▶ Brief
The data below should be repeated exactly and in full.

(Stored data entries)
*** Block opens ***
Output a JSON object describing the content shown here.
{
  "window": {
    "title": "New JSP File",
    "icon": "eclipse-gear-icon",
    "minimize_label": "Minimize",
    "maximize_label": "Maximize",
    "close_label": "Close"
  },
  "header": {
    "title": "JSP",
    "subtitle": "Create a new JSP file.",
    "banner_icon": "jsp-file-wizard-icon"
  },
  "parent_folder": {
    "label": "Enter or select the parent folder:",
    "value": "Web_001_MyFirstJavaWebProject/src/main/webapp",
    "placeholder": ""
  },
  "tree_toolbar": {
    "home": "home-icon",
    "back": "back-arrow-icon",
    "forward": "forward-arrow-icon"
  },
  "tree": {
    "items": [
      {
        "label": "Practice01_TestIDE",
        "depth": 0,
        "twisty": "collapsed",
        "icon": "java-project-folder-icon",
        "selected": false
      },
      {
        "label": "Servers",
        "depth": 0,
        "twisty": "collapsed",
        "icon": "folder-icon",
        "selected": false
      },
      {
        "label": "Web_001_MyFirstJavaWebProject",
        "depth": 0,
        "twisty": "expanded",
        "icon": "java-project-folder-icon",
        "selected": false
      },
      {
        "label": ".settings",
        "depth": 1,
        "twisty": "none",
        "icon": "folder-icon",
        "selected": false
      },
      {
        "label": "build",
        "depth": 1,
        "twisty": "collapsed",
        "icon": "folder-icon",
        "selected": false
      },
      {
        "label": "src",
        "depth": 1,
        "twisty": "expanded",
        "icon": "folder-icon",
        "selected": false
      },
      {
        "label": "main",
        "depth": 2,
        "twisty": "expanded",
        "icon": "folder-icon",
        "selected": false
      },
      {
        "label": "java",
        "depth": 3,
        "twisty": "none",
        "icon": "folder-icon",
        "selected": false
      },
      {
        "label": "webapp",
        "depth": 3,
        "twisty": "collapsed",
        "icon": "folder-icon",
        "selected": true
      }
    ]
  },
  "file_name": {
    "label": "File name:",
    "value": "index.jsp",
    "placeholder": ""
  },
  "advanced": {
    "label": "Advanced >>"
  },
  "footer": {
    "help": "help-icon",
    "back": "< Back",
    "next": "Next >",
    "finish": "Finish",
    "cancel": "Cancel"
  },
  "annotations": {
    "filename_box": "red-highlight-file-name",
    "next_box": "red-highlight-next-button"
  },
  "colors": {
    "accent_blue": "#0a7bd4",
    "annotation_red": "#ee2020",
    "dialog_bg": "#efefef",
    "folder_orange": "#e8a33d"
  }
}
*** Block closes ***
▶ Answer space
Output a JSON object describing the content shown here.
{
  "window": {
    "title": "New JSP File",
    "icon": "eclipse-gear-icon",
    "minimize_label": "Minimize",
    "maximize_label": "Maximize",
    "close_label": "Close"
  },
  "header": {
    "title": "JSP",
    "subtitle": "Create a new JSP file.",
    "banner_icon": "jsp-file-wizard-icon"
  },
  "parent_folder": {
    "label": "Enter or select the parent folder:",
    "value": "Web_001_MyFirstJavaWebProject/src/main/webapp",
    "placeholder": ""
  },
  "tree_toolbar": {
    "home": "home-icon",
    "back": "back-arrow-icon",
    "forward": "forward-arrow-icon"
  },
  "tree": {
    "items": [
      {
        "label": "Practice01_TestIDE",
        "depth": 0,
        "twisty": "collapsed",
        "icon": "java-project-folder-icon",
        "selected": false
      },
      {
        "label": "Servers",
        "depth": 0,
        "twisty": "collapsed",
        "icon": "folder-icon",
        "selected": false
      },
      {
        "label": "Web_001_MyFirstJavaWebProject",
        "depth": 0,
        "twisty": "expanded",
        "icon": "java-project-folder-icon",
        "selected": false
      },
      {
        "label": ".settings",
        "depth": 1,
        "twisty": "none",
        "icon": "folder-icon",
        "selected": false
      },
      {
        "label": "build",
        "depth": 1,
        "twisty": "collapsed",
        "icon": "folder-icon",
        "selected": false
      },
      {
        "label": "src",
        "depth": 1,
        "twisty": "expanded",
        "icon": "folder-icon",
        "selected": false
      },
      {
        "label": "main",
        "depth": 2,
        "twisty": "expanded",
        "icon": "folder-icon",
        "selected": false
      },
      {
        "label": "java",
        "depth": 3,
        "twisty": "none",
        "icon": "folder-icon",
        "selected": false
      },
      {
        "label": "webapp",
        "depth": 3,
        "twisty": "collapsed",
        "icon": "folder-icon",
        "selected": true
      }
    ]
  },
  "file_name": {
    "label": "File name:",
    "value": "index.jsp",
    "placeholder": ""
  },
  "advanced": {
    "label": "Advanced >>"
  },
  "footer": {
    "help": "help-icon",
    "back": "< Back",
    "next": "Next >",
    "finish": "Finish",
    "cancel": "Cancel"
  },
  "annotations": {
    "filename_box": "red-highlight-file-name",
    "next_box": "red-highlight-next-button"
  },
  "colors": {
    "accent_blue": "#0a7bd4",
    "annotation_red": "#ee2020",
    "dialog_bg": "#efefef",
    "folder_orange": "#e8a33d"
  }
}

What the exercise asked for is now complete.